For quite a while the impact of marijuana on one’s driving performance has been controversial subject, and it’s becoming more and more critical with states beginning to become more lenient with drug laws. In spite of drunk driving declining nationwide, driving under the influence of marijuana is becoming more common. In response, researchers from the National Institute on Drug Abuse have recently conducted a study on the effects of marijuana on one’s driving performance.
According to a recent national roadside survey from the National Highway Traffic Safety Administration on nighttime weekend drivers, 8.3 percent had alcohol in their system and 12.6 percent tested positive for THC in their system. The rates of THC rose 8.6 percent from 2007.
It is currently unlawful to drive under the influence of drugs or alcohol, however there is a .08 breath alcohol limit in place within many states. However, there are no limits for marijuana in any state. . . weird.
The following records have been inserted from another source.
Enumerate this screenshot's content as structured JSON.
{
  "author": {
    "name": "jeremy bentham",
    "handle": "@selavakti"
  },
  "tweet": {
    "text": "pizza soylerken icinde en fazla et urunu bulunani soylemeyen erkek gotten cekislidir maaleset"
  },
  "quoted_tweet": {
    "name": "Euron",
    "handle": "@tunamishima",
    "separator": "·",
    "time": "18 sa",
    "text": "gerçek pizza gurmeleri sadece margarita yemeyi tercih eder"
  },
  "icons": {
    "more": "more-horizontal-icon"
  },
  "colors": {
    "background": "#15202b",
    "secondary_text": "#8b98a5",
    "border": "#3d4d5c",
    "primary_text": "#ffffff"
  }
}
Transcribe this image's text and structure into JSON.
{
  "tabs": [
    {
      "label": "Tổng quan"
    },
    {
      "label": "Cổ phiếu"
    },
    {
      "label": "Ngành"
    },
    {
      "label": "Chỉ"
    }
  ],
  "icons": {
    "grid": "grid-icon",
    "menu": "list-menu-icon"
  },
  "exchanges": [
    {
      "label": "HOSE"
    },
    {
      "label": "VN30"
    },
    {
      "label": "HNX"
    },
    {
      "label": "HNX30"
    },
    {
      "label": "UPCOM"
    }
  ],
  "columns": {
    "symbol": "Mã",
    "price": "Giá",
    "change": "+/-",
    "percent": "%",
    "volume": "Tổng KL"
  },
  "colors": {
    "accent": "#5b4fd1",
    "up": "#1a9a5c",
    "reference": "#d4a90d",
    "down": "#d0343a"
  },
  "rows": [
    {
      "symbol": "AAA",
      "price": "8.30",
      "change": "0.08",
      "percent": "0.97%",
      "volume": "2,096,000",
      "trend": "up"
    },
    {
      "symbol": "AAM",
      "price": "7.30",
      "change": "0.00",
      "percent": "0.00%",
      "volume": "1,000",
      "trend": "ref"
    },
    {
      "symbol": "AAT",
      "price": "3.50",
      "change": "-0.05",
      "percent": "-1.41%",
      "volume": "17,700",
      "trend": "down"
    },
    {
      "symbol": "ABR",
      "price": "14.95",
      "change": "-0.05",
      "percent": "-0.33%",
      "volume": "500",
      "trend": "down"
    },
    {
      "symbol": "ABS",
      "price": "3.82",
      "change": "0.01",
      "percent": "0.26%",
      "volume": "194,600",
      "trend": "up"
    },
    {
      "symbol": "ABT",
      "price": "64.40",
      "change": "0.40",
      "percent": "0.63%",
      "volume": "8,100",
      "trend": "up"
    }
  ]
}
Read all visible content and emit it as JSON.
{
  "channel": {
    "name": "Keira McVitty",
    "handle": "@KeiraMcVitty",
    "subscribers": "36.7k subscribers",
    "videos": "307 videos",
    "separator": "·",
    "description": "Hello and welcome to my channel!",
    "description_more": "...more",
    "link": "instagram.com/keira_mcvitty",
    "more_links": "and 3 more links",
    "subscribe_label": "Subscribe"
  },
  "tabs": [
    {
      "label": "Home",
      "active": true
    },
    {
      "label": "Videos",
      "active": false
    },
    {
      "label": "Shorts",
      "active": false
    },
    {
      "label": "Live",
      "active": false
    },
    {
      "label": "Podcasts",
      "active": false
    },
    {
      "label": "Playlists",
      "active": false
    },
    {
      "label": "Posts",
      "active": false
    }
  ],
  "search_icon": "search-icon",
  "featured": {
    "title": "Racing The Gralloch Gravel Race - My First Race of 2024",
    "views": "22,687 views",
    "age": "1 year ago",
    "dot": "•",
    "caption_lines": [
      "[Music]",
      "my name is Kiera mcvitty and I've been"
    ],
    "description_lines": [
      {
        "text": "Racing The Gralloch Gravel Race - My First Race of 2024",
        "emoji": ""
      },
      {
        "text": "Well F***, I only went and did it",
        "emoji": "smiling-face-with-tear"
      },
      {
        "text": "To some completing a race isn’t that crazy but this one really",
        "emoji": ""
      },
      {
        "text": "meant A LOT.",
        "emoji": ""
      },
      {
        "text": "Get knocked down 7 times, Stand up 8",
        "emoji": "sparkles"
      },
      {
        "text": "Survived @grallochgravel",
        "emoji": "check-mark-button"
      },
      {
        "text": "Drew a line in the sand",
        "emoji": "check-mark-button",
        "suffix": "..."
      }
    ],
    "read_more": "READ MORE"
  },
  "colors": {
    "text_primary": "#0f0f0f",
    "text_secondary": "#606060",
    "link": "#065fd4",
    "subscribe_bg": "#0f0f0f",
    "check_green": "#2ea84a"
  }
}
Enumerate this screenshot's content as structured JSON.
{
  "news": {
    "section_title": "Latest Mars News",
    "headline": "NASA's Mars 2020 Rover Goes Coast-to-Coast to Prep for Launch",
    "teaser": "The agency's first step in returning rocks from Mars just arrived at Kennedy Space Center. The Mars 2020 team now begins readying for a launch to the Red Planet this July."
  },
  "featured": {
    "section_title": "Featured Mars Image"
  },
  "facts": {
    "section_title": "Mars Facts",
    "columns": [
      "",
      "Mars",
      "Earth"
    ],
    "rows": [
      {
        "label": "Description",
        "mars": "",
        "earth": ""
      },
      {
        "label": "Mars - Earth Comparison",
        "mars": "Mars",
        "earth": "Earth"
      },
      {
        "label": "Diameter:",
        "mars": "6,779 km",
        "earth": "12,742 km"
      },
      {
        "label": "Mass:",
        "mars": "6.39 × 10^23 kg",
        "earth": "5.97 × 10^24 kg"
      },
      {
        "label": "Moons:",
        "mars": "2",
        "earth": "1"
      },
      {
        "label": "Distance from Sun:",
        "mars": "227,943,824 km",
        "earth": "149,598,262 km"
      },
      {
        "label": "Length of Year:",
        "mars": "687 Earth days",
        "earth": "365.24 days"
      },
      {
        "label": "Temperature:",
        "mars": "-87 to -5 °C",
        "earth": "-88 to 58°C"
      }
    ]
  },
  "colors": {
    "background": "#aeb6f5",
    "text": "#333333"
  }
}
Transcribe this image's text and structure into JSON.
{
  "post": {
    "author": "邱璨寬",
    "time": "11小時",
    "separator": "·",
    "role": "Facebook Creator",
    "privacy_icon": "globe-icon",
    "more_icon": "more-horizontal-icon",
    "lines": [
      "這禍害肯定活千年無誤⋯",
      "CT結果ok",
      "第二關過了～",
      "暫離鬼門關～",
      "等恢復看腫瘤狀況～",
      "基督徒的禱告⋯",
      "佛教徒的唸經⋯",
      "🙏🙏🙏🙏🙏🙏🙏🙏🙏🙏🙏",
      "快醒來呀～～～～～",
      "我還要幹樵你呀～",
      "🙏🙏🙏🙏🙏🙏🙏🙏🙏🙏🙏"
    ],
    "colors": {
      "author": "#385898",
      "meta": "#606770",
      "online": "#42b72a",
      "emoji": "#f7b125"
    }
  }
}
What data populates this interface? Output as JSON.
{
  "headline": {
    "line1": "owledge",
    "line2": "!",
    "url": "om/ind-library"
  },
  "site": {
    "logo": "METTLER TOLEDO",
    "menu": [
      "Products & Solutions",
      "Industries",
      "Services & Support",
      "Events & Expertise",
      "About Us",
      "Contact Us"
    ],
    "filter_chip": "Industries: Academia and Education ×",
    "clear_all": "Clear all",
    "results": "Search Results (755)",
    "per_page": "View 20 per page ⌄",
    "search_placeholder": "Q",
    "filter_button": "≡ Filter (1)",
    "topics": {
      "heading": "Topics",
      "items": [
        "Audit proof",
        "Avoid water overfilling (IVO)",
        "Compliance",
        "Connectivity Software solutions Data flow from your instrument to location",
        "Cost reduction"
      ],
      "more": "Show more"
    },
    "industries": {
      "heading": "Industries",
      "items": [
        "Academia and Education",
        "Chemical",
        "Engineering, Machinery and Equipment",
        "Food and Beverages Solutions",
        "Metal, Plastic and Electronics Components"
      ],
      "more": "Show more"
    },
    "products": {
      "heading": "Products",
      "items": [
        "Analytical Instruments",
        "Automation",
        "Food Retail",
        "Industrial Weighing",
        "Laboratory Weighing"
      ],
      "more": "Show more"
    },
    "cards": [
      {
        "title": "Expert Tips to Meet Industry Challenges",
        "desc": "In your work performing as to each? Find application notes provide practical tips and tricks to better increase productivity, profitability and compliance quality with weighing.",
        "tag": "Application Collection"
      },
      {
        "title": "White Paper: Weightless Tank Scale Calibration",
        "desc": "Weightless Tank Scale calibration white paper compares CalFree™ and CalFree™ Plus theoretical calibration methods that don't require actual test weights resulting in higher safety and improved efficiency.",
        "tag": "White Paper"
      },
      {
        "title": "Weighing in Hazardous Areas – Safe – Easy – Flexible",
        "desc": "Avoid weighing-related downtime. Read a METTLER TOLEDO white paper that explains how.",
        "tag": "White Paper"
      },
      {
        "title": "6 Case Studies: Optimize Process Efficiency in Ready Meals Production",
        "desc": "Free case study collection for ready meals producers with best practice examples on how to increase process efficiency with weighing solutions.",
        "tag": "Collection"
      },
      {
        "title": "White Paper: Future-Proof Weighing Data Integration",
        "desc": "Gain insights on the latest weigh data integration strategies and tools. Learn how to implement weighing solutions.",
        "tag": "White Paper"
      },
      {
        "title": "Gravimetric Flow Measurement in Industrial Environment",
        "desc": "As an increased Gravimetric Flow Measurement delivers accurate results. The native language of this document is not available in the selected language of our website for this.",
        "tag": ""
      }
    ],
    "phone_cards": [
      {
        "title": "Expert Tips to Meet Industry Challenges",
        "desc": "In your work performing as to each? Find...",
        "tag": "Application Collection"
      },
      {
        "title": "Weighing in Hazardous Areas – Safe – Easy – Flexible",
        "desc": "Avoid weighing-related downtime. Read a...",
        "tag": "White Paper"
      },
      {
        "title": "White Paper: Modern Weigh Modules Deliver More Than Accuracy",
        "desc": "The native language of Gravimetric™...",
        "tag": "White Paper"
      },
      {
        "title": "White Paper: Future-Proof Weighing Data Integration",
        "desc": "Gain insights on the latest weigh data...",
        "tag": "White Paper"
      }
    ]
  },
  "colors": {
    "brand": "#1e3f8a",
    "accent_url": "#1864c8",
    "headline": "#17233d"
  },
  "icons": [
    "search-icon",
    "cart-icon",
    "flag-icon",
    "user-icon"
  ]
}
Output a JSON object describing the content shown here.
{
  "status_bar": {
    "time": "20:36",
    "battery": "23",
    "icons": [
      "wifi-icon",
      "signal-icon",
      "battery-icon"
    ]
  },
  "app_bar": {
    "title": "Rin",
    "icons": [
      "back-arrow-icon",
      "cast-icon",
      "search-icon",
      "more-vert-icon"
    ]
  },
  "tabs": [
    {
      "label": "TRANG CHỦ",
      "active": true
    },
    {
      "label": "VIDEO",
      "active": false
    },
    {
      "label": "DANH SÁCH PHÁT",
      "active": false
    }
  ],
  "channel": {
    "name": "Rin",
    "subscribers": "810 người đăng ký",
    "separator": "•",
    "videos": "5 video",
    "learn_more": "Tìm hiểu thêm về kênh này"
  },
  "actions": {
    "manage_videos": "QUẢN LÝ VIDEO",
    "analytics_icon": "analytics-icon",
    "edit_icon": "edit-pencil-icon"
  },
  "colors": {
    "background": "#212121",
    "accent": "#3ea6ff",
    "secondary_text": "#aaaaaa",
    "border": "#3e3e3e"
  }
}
As a means to determine if there should be a set limit for marijuana, researchers conducted a study to see the effects of marijuana on one’s driving ability. The study selected 18 occasional marijuana smokers, 13 of which were men, whose ages ranged from 21 to 37. Participants took six 45-minute drives in a driving simulator. Each of the six driving sessions tested for varying combinations of high or low concentration THC, alcohol, and placebos. The placebos were created by giving participants fruit juice with alcohol swabbed around the rim, finished off with 1mL of alcohol, as a means to mimic the smell and taste of alcohol.
Researchers specifically focused on three parameters of the participant’s driving ability including weaving within the lane, how many times the car left the lane, and the speed of weaving. Alcohol was found to have an effect on the number of times the car left the lane and the speed of weaving, however marijuana only showed an increase in weaving. Data revealed that drivers with blood concentrations of 13.1 ug/L (which means micrograms per liter) of THC showed an increase in weaving, similar to drivers with a .08 breath alcohol concentration- which is the legal limit in many states.
The study also found that a combined use of marijuana and alcohol have more of an impact on one’s driving when used simultaneously. According to the study, smoking marijuana while drinking a little alcohol increases the absorption of THC, which enhances one’s high. THC also delays the peak of alcohol impairment, therefore it takes a person using marijuana and alcohol longer to feel drunk. In relation to the use of marijuana and alcohol together, Principal Investigator Dr. Mary Huestis says that cannabis is generally found with a low dose of alcohol. “Many young people have a couple beers and then cannabis,“ says Huestis, as quoted by Time.
Based on the data from this study, researchers believe that it is important to educate the public about the effects of marijuana before they begin driving. “I think this has added really good knowledge from a well-designed study to add to the current debate,” on marijuana’s effects on road safety, says Huestis.